Well (Friday, 2010 July 16)

July 16, 2010

Congratulations everyone for finishing the first week of model school.

I have been complaining a lot about all the things I have to do — and I do have a lot more than I actually want to do, but right now I’m not doing any of them. Tomorrow I want to go shopping. Sunday is laundry. I also need to create some lab work for 5e on Monday (J-P is running one of the classes), and some lessons for next week (3e: binary; 5e: output devices). Language classes tomorrow, including a "competence" on the hospital. And the most annoying is the program-wide "homework", which includes interviewing locals about religion, which is the social equivalent of pulling teeth for me. Fact is I could be working on any of those things right now, but fuck that. Julia mentioned beaching herself on her bed like a whale, and I’m not excited about that either (because my sheets are getting really ripe), but fuck being productive. Was thinking about breaking out my "other" laptop, the one I impulse-bought before coming here and still haven’t run, but haven’t gotten there yet. Instead I’m browsing Wikipedia articles on African languages, which could theoretically be related to work I have to do.

But what I’d really like to talk about today is wells. I’m not an expert in the subject, but I’ve brought up a few handfuls of buckets of water so hopefully I have something to share. Of course, I’m learning, as I have elsewhere in life, that I tend to think I know more than I actually know, so much of the things you read here will be vastly incorrect. Suck it up.

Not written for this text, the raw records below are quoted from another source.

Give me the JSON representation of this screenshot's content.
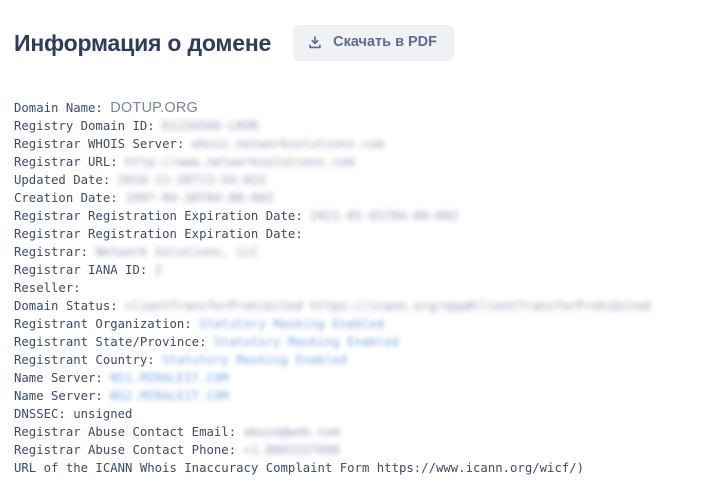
{
  "header": {
    "title": "Информация о домене",
    "pdf_button": {
      "label": "Скачать в PDF",
      "icon": "download-icon"
    }
  },
  "colors": {
    "title": "#2f3b5c",
    "button_bg": "#eff1f5",
    "button_text": "#5b6b93",
    "mono_text": "#3c4a6b",
    "masked_value": "#7d8aa6",
    "masked_value_blue": "#6f9fe0"
  },
  "whois": {
    "lines": [
      {
        "label": "Domain Name:",
        "value": "DOTUP.ORG",
        "style": "domain"
      },
      {
        "label": "Registry Domain ID:",
        "value": "D1234566-LROR",
        "style": "masked"
      },
      {
        "label": "Registrar WHOIS Server:",
        "value": "whois.networksolutions.com",
        "style": "masked"
      },
      {
        "label": "Registrar URL:",
        "value": "http://www.networksolutions.com",
        "style": "masked"
      },
      {
        "label": "Updated Date:",
        "value": "2018-11-20T13:54:02Z",
        "style": "masked"
      },
      {
        "label": "Creation Date:",
        "value": "1997-04-30T04:00:00Z",
        "style": "masked"
      },
      {
        "label": "Registrar Registration Expiration Date:",
        "value": "2021-05-01T04:00:00Z",
        "style": "masked"
      },
      {
        "label": "Registrar Registration Expiration Date:",
        "value": "",
        "style": "none"
      },
      {
        "label": "Registrar:",
        "value": "Network Solutions, LLC",
        "style": "masked"
      },
      {
        "label": "Registrar IANA ID:",
        "value": "2",
        "style": "masked"
      },
      {
        "label": "Reseller:",
        "value": "",
        "style": "none"
      },
      {
        "label": "Domain Status:",
        "value": "clientTransferProhibited https://icann.org/epp#clientTransferProhibited",
        "style": "masked"
      },
      {
        "label": "Registrant Organization:",
        "value": "Statutory Masking Enabled",
        "style": "masked-blue"
      },
      {
        "label": "Registrant State/Province:",
        "value": "Statutory Masking Enabled",
        "style": "masked-blue"
      },
      {
        "label": "Registrant Country:",
        "value": "Statutory Masking Enabled",
        "style": "masked-blue"
      },
      {
        "label": "Name Server:",
        "value": "NS1.MIRALEIT.COM",
        "style": "masked-blue"
      },
      {
        "label": "Name Server:",
        "value": "NS2.MIRALEIT.COM",
        "style": "masked-blue"
      },
      {
        "label": "DNSSEC:",
        "value": "unsigned",
        "style": "plain"
      },
      {
        "label": "Registrar Abuse Contact Email:",
        "value": "abuse@web.com",
        "style": "masked"
      },
      {
        "label": "Registrar Abuse Contact Phone:",
        "value": "+1.8003337680",
        "style": "masked"
      },
      {
        "label": "URL of the ICANN Whois Inaccuracy Complaint Form https://www.icann.org/wicf/)",
        "value": "",
        "style": "none"
      }
    ]
  }
}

The word we use here to describe usage of a well (fr: puits) is puiser, or "to draw from". You can also puiser l’eau from a forage, which is basically a pump with a really deep straw. I’m not sure I’ve ever heard the usage, but I think in English you "draw water" from a well. The process has two parts: usage of the well, and carrying of the spoils.

To actually get water out of the well, you first go to the well. Most of the wells here are open and, although surrounded by stone, built into the ground, not at waist height like you might have seen in the movies. To get water out, you need a dipper, or some other container that can hold water. If the well is public, a plastic bucket will probably be there already, with a cord tied around the handle. You need to drop the bucket into the water, but the plastic is lighter than the water, so if you’re not careful, the bucket will just kind of float on the surface of the water. I’ve seen three major techniques for handling the bucket:

  1. Drop the bucket until it’s just above the surface of the water. Then, flick your wrist and release the cord. Ideally, the bucket will be 90 degrees rotated when it plunges into the water, and will take on water fairly fast. If you aren’t very good, it will be at an angle and take on water slowly.
  2. Invert the bucket before dropping it — face it completely down. Somehow the air gets forced out fairly easily and the bucket becomes full, unless it gets some English on it and then who knows what will happen.
  3. Plunk the bucket if it has a bit of water in it but isn’t filling rapidly enough. Lift the partially-full bucket out of the water, and then drop it back in.

You can generally see when the bucket is full. Now, haul it up. This is an art. Generally I’ve seen people use long, sure strokes to pull the bucket in a few hands. The hole to the well is generally narrower than the well itself, so you’ll have to be careful when you’re navigating the bucket out. Then, you empty the contents into your bucket, which you brought for this purpose. Rinse your bucket first. If your bucket is big, you will repeat the above procedure until your bucket is full.

Now you have a bucket full of water! Good job. Now comes the hard part: carrying it.

  • Naturally you can carry the bucket in one of your hands, but this will render you massively off-balance. If you are feeling daring or want to integrate, you can try putting the bucket on your head. Something sloshy like water is going to require hands to steady, but generally carrying things on your head is easier than carrying them in your arm, because your arm and hand will get sore pretty quickly. Nevertheless, I find that I spill more water when it’s on my head, because it’s harder to judge equilibrium, so I carry it in my hands. I’ve seen people make a fist with their other hands and rest them on their lower back. Not sure this helps.
  • Now, walk back to your house or wherever you want to take the water. Walk slowly (fr: "doucement"), especially on inclines. You’ll probably overfill your bucket and spill a lot.

Lately I’ve decided to draw two buckets of water each day after school. That seems to cover my bathing and toilet needs (half a bucket for bathing; a bucket for toilet). The water goes in a bidon, barrel, that is kept (uncovered) in the bathroom. Today I drew three, which also helps to cover someone else, in case anyone else uses it. I get home out of breath and sweaty. Another trainee said, back in Yaoundé, "I am gonna have such guns after this", but consensus seems to be that you probably won’t, somehow. Plastic clothing is best for this activity, because the rope tied to the bucket is always dirty. Try not to step in the mud that is created by the water you spilled, because you will get the house muddy.

One Response to “Well (Friday, 2010 July 16)”

  1. […] Julia. Épuiser means to fatigue, or wear out, and I think it comes from the word puiser, meaning to draw water (i.e. from a well). Saying you’re épuisé is therefore akin to saying you’re all used up, all drawn out, […]